  9. According to the United Nations High Commissioner for Refugees (UNHCR), formal legal regulations are also lacking regarding the status of many refugees. Slovakia does not have an established legal framework to define statelessness or people in flight, and there are also some difficulties with establishing dual citizenship. However, the UNHCR is also helping to overcome some of these barriers by sponsoring training programs and establishing assessment mechanisms.
  10. In addition to the camp in Gabčíkovo mentioned above, other major refugee camps are located in Rohovce and Humenné. Often such camps were originally intended to be temporary shelters during certain international crises but were later extended or reopened after prolonged instability. These areas are all near Slovakia’s borders with Hungary and Ukraine.

As a relatively poorer nation of Eastern Europe, Slovakia’s concerns for accommodating a large number of migrants socially and economically may prevail, but it is important to also ensure that refugees in Slovakia are welcomed to the highest possible degree. As the UNHCR rhetoric reiterates, Slovakia’s cooperation with resettlement arrangements is greatly needed for the most vulnerable citizens around the world.

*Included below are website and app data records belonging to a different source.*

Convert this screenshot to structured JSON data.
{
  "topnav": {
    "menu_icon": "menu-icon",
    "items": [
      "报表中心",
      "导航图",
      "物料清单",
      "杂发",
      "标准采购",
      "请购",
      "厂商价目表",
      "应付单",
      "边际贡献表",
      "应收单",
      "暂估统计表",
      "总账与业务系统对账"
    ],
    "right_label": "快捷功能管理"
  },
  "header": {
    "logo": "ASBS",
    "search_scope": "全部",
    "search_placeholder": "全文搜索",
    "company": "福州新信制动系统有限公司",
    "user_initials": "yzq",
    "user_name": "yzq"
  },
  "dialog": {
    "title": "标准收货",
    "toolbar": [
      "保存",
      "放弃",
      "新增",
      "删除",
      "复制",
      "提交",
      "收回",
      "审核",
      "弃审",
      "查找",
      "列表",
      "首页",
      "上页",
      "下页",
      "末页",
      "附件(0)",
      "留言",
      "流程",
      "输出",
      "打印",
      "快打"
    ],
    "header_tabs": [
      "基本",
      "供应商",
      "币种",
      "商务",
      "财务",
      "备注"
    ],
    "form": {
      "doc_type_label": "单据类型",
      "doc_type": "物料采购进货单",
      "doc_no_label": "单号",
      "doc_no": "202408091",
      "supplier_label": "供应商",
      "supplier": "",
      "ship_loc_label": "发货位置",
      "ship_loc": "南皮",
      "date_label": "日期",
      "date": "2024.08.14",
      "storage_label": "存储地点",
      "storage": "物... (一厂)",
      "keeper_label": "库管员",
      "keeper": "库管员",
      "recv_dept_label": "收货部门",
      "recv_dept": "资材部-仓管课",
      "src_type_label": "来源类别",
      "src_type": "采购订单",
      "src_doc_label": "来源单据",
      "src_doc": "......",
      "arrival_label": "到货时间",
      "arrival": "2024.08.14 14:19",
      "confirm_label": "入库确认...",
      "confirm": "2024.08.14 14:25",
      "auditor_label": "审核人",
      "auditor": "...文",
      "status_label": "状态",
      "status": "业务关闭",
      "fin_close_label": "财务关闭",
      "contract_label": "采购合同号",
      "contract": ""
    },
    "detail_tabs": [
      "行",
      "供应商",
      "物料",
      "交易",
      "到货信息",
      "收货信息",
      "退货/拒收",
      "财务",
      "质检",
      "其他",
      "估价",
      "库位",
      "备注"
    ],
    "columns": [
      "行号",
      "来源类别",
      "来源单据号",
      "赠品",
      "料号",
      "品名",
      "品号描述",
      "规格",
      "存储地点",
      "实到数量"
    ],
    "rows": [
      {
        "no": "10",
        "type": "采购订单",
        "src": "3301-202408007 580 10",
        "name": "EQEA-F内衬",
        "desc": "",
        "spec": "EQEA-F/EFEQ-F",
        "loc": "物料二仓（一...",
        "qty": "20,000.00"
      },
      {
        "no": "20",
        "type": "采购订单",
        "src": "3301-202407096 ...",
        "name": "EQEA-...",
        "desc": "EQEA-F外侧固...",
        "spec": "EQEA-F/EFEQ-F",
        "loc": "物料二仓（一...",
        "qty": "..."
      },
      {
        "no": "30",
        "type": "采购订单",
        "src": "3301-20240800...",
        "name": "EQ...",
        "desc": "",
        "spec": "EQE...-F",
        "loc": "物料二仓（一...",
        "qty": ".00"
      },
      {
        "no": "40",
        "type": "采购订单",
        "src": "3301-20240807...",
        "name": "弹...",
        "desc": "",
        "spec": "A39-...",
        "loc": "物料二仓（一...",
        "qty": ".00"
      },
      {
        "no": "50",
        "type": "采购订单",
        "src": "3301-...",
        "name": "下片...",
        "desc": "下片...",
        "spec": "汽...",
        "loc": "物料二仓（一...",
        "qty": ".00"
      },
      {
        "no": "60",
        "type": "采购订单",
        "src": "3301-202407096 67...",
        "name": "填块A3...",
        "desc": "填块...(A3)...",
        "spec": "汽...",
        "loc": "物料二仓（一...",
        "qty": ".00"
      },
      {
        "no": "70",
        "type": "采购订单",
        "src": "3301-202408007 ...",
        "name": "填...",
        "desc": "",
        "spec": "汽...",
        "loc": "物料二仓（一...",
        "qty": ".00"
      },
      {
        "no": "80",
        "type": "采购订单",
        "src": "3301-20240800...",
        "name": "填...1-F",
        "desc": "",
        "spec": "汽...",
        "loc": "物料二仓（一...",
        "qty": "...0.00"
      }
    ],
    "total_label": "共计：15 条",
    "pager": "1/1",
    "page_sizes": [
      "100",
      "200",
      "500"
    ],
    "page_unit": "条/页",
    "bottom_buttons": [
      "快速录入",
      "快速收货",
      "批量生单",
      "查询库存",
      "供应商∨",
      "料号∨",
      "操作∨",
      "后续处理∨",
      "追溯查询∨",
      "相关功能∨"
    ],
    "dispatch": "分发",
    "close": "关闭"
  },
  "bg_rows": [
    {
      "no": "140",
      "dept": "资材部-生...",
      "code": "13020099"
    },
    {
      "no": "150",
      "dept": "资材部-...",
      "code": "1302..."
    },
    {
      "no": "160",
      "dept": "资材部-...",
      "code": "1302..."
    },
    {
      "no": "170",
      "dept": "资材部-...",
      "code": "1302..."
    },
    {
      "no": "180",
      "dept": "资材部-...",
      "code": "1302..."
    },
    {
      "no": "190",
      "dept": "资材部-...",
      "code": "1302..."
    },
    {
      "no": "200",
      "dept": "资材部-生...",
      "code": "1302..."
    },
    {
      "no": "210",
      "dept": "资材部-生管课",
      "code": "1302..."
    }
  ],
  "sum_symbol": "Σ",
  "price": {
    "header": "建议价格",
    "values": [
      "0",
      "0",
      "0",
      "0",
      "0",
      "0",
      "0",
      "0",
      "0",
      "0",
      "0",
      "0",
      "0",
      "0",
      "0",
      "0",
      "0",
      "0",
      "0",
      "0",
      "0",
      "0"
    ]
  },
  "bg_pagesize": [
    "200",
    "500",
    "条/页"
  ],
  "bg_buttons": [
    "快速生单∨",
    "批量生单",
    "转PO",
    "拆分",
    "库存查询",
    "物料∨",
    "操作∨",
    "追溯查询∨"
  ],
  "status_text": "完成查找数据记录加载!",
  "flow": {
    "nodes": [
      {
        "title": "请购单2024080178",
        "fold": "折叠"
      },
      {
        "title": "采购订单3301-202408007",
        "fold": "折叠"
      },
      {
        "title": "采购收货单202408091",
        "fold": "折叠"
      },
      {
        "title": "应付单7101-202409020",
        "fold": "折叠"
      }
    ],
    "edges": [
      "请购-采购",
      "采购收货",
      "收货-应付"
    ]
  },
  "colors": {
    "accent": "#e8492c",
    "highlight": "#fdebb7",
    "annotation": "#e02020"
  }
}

Zachary Machuga

Photo: Flickr

Poverty in Slovakia
Slovakia has only been a state for less than three decades; it became independent from Czechoslovakia in 1993. Since then it has struggled to break the cycle of poverty. Having experienced hard economic reforms to join the European Union, the country is known as the eurozone’s second poorest member.With a population of 5.4 million and a weakening employment rate, poverty in Slovakia continues to rise.

According to the “Phenomenon of Poverty and Economic Inequality in the Slovak Republic,” Slovakia has a poverty rate of 13 percent, which equates to about 700,000 people.

 

The Harsh Effects of Poverty in Slovakia

 

In a study, 32 percent of respondents said their living standards are lower than they were before 1989. Working class families with three or four more children, the elderly and the handicapped have felt this burden the most.

Moreover, those at risk of poverty is totaled at 112,200 people, representing 20.6 percent of Slovakia’s total population. Citizens whose income is below 60 percent of the median income face a 13 percent risk of living in poverty.

For the above reasons, citizens have been forced to rely on government programs to get by, putting the state in deeper debt.

Additionally, ethnic poverty is well apparent. Romas are marginalized from the rest of the population, they live the worst off, in shanty settlements grappling with little to no money. Around four percent of the population suffers from “severe housing deprivation.”

Moreover, unemployment continues to increase; the long-term unemployment rate in the Slovak Republic stands at 8.8 percent compared to the OECD average of only 2.6 percent. The share of children living in workless households stands at 6.9 percent and lies below the OCED average.

Studies have shown that the problem arises from economic inequality and an absence of business competitiveness throughout the country. Additionally, a lag in technological development has led to inadequate modern infrastructure — one of the primary ways for generating revenue.

To counteract the rate of poverty in Slovakia, the state established the Institute for Subsistence Law — those whose monthly income is below a minimum fixed amount, are entitled to social assistance benefits.

Furthermore, the EU also recognizes this increase of poverty throughout Europe as seen with the European Commission’s ten-year economic plan called “Europe 2020.”

They plan to raise the employment rate of the population aged 20-64 from the current 69 percent to 75 percent. They also aim to reduce the number of Europeans living below the poverty line by 25 percent, lifting 20 million people out of poverty from the current 80 million in the region; including Slovakia.

Marcelo Guadiana

Photo: Flickr